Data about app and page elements
########################################
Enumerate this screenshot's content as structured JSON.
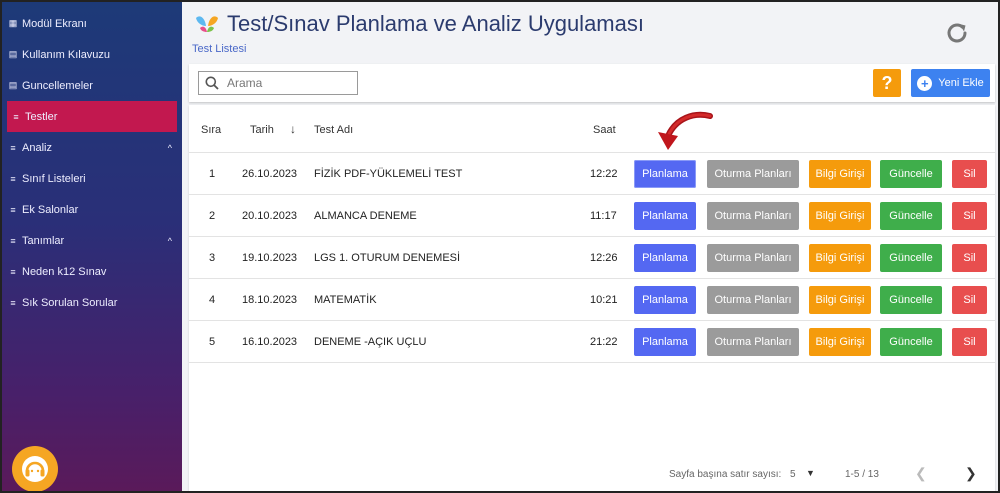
{
  "sidebar": {
    "items": [
      {
        "label": "Modül Ekranı",
        "icon": "grid-icon",
        "active": false
      },
      {
        "label": "Kullanım Kılavuzu",
        "icon": "book-icon",
        "active": false
      },
      {
        "label": "Guncellemeler",
        "icon": "book-icon",
        "active": false
      },
      {
        "label": "Testler",
        "icon": "list-icon",
        "active": true
      },
      {
        "label": "Analiz",
        "icon": "list-icon",
        "active": false,
        "chevron": "^"
      },
      {
        "label": "Sınıf Listeleri",
        "icon": "list-icon",
        "active": false
      },
      {
        "label": "Ek Salonlar",
        "icon": "list-icon",
        "active": false
      },
      {
        "label": "Tanımlar",
        "icon": "list-icon",
        "active": false,
        "chevron": "^"
      },
      {
        "label": "Neden k12 Sınav",
        "icon": "list-icon",
        "active": false
      },
      {
        "label": "Sık Sorulan Sorular",
        "icon": "list-icon",
        "active": false
      }
    ]
  },
  "header": {
    "title": "Test/Sınav Planlama ve Analiz Uygulaması",
    "breadcrumb": "Test Listesi"
  },
  "toolbar": {
    "search_placeholder": "Arama",
    "help_label": "?",
    "add_label": "Yeni Ekle"
  },
  "table": {
    "columns": {
      "sira": "Sıra",
      "tarih": "Tarih",
      "test_adi": "Test Adı",
      "saat": "Saat"
    },
    "actions": {
      "planlama": "Planlama",
      "oturma": "Oturma Planları",
      "bilgi": "Bilgi Girişi",
      "guncelle": "Güncelle",
      "sil": "Sil"
    },
    "rows": [
      {
        "sira": "1",
        "tarih": "26.10.2023",
        "test_adi": "FİZİK PDF-YÜKLEMELİ TEST",
        "saat": "12:22"
      },
      {
        "sira": "2",
        "tarih": "20.10.2023",
        "test_adi": "ALMANCA DENEME",
        "saat": "11:17"
      },
      {
        "sira": "3",
        "tarih": "19.10.2023",
        "test_adi": "LGS 1. OTURUM DENEMESİ",
        "saat": "12:26"
      },
      {
        "sira": "4",
        "tarih": "18.10.2023",
        "test_adi": "MATEMATİK",
        "saat": "10:21"
      },
      {
        "sira": "5",
        "tarih": "16.10.2023",
        "test_adi": "DENEME -AÇIK UÇLU",
        "saat": "21:22"
      }
    ]
  },
  "pagination": {
    "rows_per_page_label": "Sayfa başına satır sayısı:",
    "rows_per_page": "5",
    "range": "1-5 / 13"
  },
  "colors": {
    "active_nav": "#c2184f",
    "primary": "#5468f2",
    "grey": "#9b9b9b",
    "orange": "#f59b0c",
    "green": "#3fae4b",
    "red": "#e84e4e",
    "add": "#3d82f0",
    "arrow": "#c0161c"
  }
}
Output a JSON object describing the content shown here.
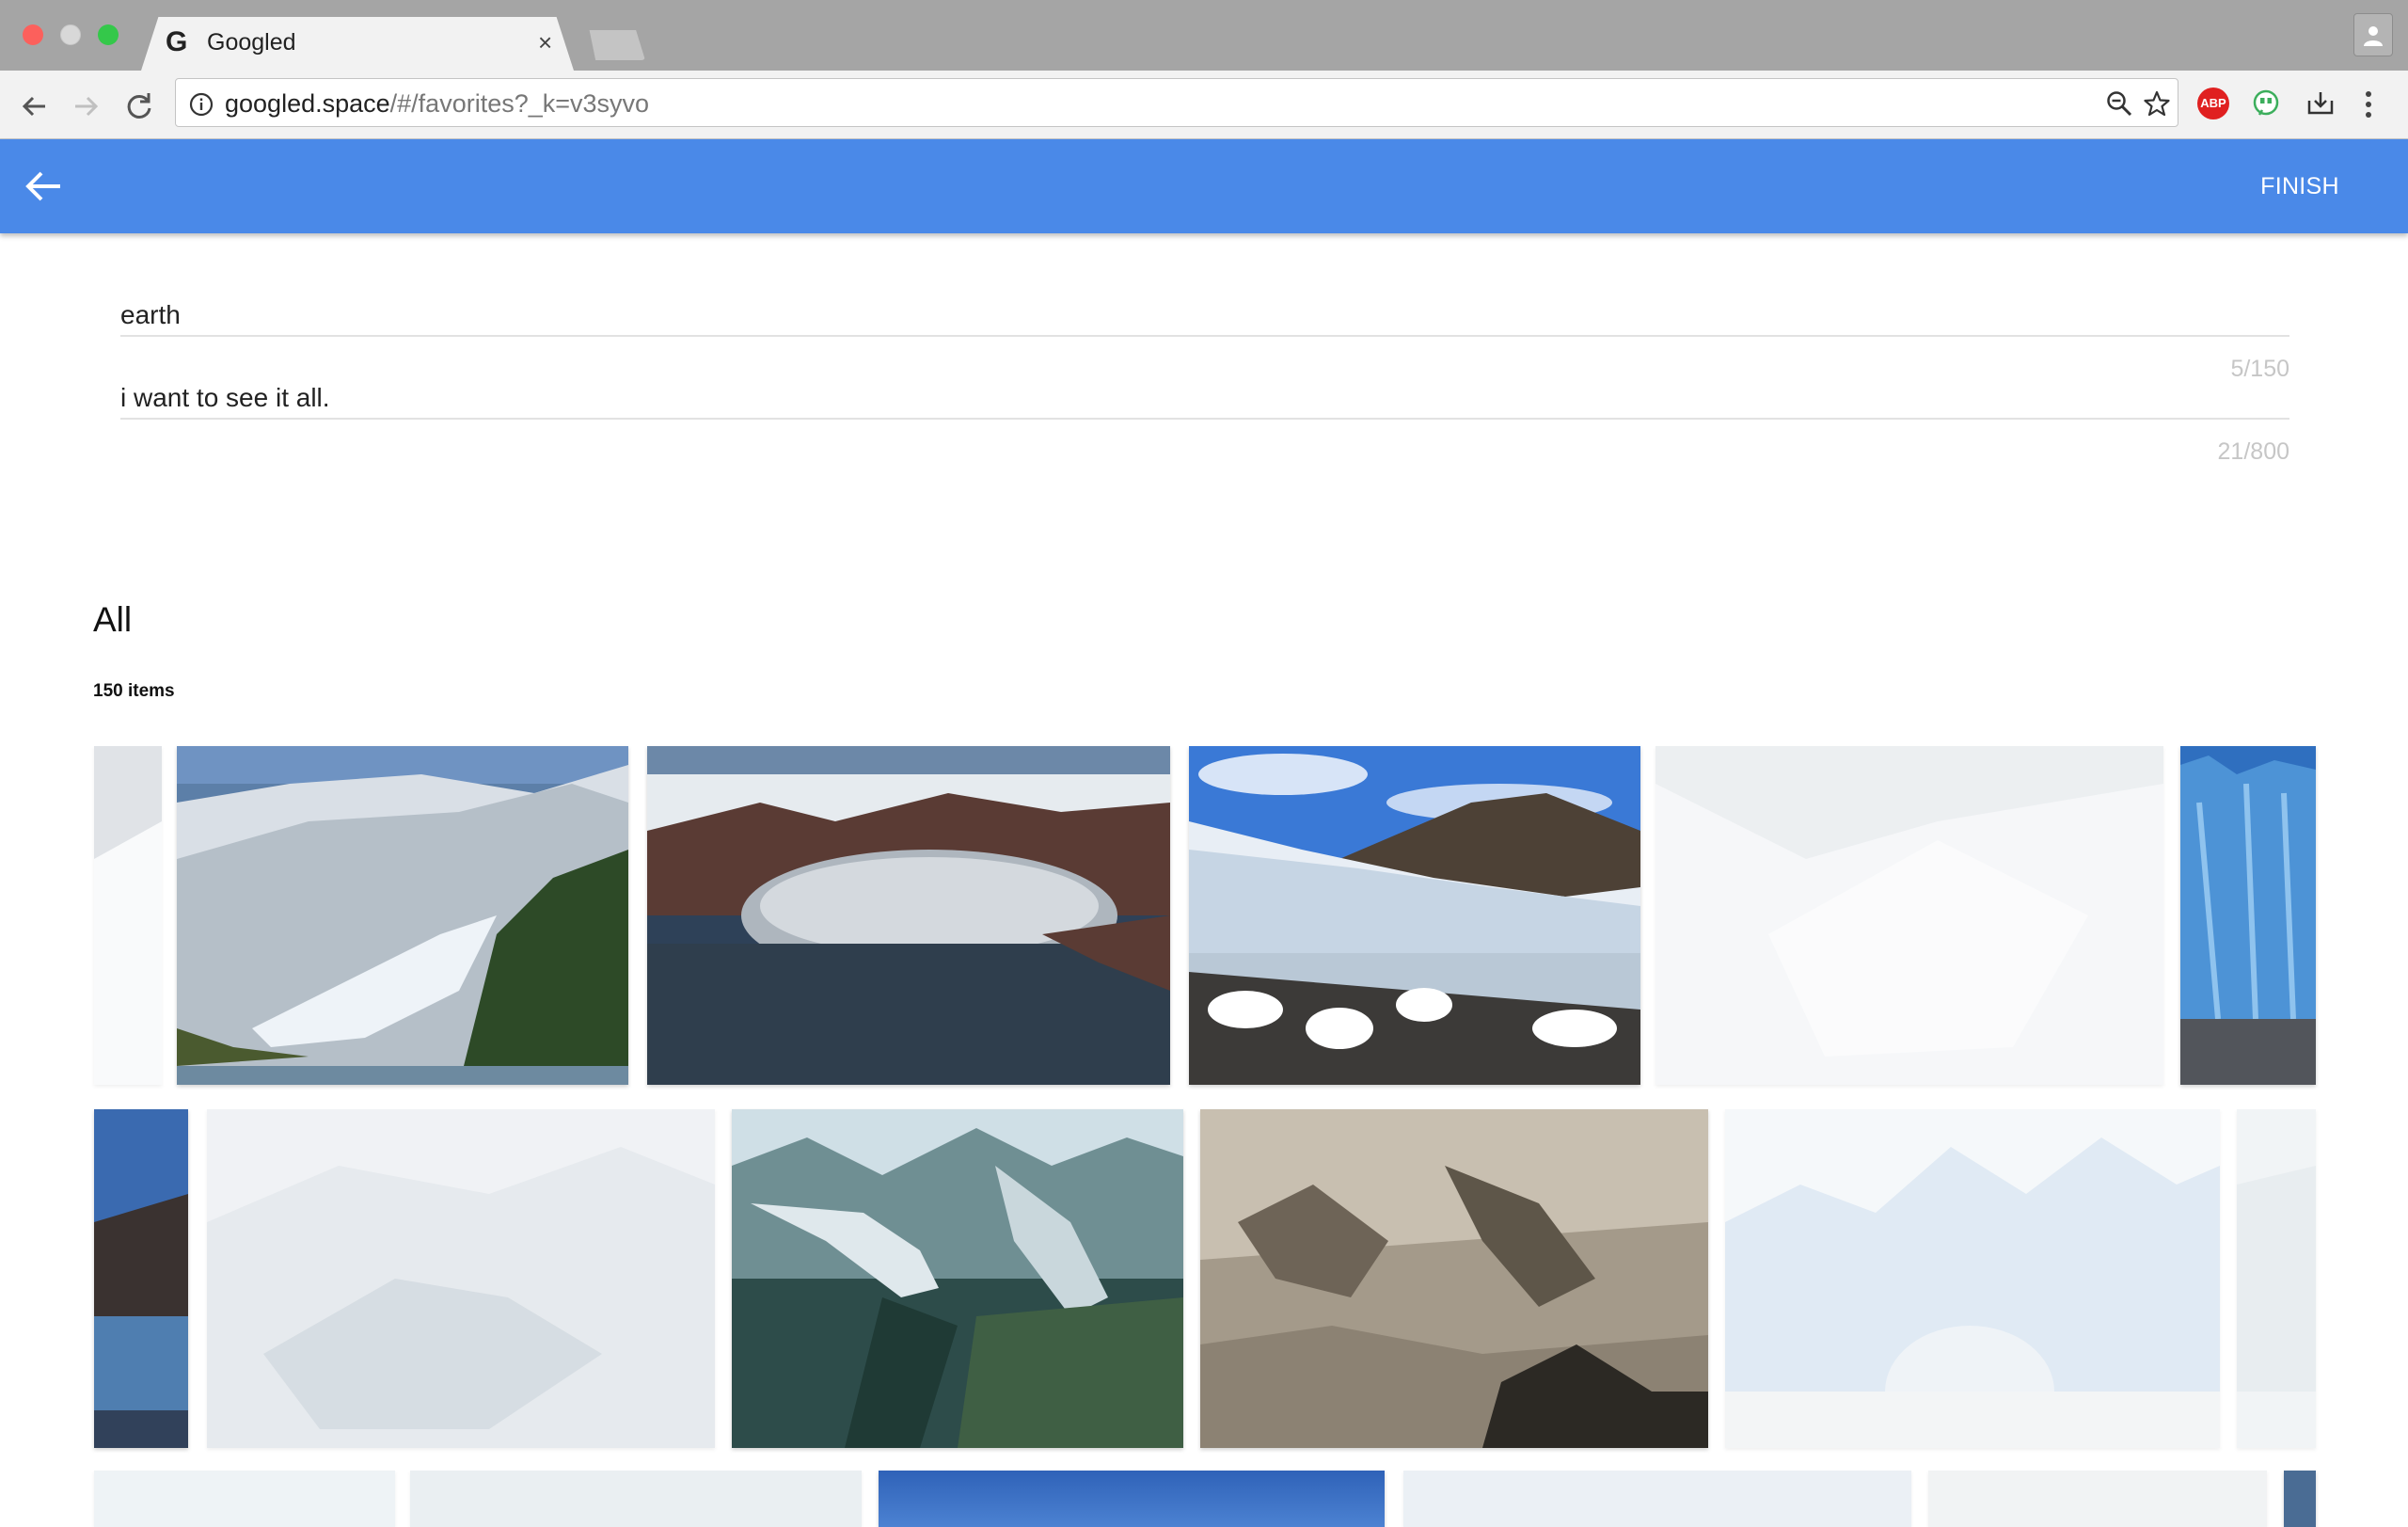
{
  "browser": {
    "tab_title": "Googled",
    "tab_favicon": "G",
    "url_host": "googled.space",
    "url_path": "/#/favorites?_k=v3syvo",
    "abp_label": "ABP",
    "icons": [
      "back-arrow-icon",
      "forward-arrow-icon",
      "reload-icon",
      "info-icon",
      "zoom-out-icon",
      "star-icon",
      "adblock-icon",
      "quote-extension-icon",
      "download-extension-icon",
      "menu-dots-icon",
      "profile-icon"
    ]
  },
  "appbar": {
    "back_icon": "arrow-left-icon",
    "finish_label": "FINISH",
    "color": "#4a89e8"
  },
  "form": {
    "title_value": "earth",
    "title_counter": "5/150",
    "description_value": "i want to see it all.",
    "description_counter": "21/800"
  },
  "gallery": {
    "section_title": "All",
    "item_count": "150 items",
    "rows": [
      [
        {
          "name": "glacier-edge",
          "faded": true
        },
        {
          "name": "valley-glacier",
          "faded": false
        },
        {
          "name": "piedmont-glacier",
          "faded": false
        },
        {
          "name": "ice-front-mountain",
          "faded": false
        },
        {
          "name": "glacier-aerial",
          "faded": true
        },
        {
          "name": "blue-ice-wall",
          "faded": false
        }
      ],
      [
        {
          "name": "glacier-bay-edge",
          "faded": false
        },
        {
          "name": "glacier-valley-haze",
          "faded": true
        },
        {
          "name": "alpine-glacier-aerial",
          "faded": false
        },
        {
          "name": "desert-mountain-aerial",
          "faded": false
        },
        {
          "name": "ice-arch",
          "faded": true
        },
        {
          "name": "ice-edge-right",
          "faded": true
        }
      ],
      [
        {
          "name": "row3-a",
          "faded": true
        },
        {
          "name": "row3-b",
          "faded": true
        },
        {
          "name": "row3-c",
          "faded": false
        },
        {
          "name": "row3-d",
          "faded": true
        },
        {
          "name": "row3-e",
          "faded": true
        },
        {
          "name": "row3-f",
          "faded": false
        }
      ]
    ]
  }
}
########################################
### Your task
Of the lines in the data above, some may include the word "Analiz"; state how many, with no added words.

### Task solution
2